**SOURCE RECORDS**
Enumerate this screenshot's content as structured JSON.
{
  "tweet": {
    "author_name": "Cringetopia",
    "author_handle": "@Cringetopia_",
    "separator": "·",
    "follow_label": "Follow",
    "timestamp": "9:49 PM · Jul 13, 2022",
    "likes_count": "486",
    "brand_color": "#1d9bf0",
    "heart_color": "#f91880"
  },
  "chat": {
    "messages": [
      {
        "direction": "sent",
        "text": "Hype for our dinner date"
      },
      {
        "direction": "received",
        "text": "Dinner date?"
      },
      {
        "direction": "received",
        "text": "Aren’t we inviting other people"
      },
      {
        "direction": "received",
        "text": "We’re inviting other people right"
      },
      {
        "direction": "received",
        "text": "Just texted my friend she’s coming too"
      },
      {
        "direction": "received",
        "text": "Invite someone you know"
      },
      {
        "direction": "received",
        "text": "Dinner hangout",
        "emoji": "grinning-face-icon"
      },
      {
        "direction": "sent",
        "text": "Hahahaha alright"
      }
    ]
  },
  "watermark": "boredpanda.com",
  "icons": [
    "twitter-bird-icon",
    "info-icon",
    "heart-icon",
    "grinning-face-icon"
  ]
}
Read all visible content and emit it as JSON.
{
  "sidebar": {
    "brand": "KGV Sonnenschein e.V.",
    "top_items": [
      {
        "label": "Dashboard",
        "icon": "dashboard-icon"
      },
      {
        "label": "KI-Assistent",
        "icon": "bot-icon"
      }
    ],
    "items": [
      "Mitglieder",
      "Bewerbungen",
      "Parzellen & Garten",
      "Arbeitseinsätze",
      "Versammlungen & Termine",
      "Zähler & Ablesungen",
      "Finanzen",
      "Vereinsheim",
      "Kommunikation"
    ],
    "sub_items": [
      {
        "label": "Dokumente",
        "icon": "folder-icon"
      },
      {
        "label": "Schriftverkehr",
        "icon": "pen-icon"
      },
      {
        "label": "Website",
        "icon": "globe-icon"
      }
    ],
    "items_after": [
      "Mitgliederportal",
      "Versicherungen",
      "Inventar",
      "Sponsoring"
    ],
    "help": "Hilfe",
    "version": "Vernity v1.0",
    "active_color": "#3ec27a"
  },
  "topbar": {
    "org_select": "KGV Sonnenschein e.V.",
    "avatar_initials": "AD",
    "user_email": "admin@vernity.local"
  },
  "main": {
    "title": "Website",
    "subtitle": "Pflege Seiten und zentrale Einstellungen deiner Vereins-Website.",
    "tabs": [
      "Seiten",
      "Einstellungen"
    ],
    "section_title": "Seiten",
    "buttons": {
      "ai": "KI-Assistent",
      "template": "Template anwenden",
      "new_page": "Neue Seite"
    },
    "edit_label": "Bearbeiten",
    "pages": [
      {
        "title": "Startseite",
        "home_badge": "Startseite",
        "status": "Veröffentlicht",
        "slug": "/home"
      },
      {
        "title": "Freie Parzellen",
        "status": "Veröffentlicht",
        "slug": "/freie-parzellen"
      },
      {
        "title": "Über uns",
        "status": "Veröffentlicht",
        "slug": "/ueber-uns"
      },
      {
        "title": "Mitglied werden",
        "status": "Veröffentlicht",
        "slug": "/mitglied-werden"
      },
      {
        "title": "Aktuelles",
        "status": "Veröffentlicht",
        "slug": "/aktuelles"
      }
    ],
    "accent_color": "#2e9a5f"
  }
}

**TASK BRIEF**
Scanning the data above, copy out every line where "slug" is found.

**RESPONSE TO THE EXERCISE**
        "slug": "/home"
        "slug": "/freie-parzellen"
        "slug": "/ueber-uns"
        "slug": "/mitglied-werden"
        "slug": "/aktuelles"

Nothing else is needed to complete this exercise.